The introduction of user-payment for health services is frequently followed by concern about the impact on equity of access for poor people. Decentralizing governments often try to remedy the created inequities by putting in place safety nets in the form of exemptions and waivers in the user-fee systems. However, where user payments merely operate as local government strategies for health financing, without national policy they are likely to be self-defeating, as local governments are frequently more interested in raising revenue to meet recurrent costs of devolved services than in promoting equity. Thus guidelines put in place by the central government to operationalize safety nets are seen by local governments as being contradictory to this goal, and are thus ignored or altered to suit the district revenue aims. This study was carried out to investigate the context and the constraints in implementing exemption schemes. Data were collected in two selected administrative districts of Uganda (Mbarara and Mukono). Qualitative approaches to data collection were adopted, namely focus group discussions and key informant interviews with policy-makers, health administrators, service providers and community members. These methods were combined with document review.

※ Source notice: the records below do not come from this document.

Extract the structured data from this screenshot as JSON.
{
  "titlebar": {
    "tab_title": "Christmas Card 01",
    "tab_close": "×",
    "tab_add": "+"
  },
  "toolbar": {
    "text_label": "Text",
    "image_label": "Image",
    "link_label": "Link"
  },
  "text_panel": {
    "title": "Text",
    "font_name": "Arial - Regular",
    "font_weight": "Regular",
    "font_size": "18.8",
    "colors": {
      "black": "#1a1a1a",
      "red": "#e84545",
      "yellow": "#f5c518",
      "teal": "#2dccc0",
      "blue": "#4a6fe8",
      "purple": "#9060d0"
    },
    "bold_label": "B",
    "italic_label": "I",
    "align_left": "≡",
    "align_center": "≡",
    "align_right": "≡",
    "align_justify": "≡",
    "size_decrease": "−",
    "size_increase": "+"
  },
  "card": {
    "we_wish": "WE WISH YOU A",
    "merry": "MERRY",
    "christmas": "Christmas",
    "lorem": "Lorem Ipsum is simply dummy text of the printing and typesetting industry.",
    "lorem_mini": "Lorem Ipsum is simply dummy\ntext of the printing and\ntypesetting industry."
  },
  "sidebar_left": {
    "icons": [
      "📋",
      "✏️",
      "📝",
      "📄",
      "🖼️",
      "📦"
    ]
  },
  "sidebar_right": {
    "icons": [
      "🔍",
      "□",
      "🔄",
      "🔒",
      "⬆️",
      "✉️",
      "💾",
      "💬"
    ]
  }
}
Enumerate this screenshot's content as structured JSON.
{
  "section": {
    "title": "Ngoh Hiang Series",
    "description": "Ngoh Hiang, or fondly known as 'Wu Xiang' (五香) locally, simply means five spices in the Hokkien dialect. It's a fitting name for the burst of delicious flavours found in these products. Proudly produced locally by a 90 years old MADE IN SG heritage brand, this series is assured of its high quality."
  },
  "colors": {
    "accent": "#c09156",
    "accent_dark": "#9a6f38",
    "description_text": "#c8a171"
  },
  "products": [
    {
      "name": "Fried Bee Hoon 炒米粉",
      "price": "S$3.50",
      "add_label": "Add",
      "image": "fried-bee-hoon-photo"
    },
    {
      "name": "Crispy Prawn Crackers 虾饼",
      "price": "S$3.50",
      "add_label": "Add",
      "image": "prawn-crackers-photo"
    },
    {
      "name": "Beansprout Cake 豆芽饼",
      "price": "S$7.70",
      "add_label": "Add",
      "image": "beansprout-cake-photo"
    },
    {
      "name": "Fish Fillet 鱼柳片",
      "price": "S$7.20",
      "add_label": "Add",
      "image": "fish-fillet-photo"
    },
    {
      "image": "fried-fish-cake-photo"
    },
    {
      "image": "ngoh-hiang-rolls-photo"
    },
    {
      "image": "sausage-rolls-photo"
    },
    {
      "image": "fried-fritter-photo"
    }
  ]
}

We found little evidence of safety-net guidelines initiated by decentralized/local governments, since district local governments had little motivation to extend exemptions, waivers or credits. The conclusion is that safety nets such as waivers and exemptions will only be effective if they are backed by a national health financing policy, they reconcile the often competing demands of local government revenue needs, and are strictly enforced and supervised by both the local and central governments. The implications of the findings for remedying the tension between the needs for cost recovery and for attainment of equity goals through exemption policies for the poor and indigent are discussed.